*** Material shown ***
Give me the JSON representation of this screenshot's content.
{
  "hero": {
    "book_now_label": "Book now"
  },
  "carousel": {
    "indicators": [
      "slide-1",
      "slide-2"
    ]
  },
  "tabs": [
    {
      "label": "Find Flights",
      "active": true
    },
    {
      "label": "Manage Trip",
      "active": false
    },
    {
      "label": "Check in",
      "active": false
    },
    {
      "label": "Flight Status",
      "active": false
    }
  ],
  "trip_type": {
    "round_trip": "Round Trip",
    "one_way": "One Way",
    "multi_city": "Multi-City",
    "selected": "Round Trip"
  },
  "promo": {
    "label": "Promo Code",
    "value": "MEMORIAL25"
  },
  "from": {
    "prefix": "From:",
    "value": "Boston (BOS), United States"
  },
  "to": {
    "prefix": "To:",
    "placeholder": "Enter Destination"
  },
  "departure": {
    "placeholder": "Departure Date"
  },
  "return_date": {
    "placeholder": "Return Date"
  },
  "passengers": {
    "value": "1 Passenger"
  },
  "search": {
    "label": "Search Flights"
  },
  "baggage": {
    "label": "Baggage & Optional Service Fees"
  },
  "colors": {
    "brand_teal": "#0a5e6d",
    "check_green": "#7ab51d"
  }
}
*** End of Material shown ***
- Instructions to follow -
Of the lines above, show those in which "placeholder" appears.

- Exercise result -
    "placeholder": "Enter Destination"
    "placeholder": "Departure Date"
    "placeholder": "Return Date"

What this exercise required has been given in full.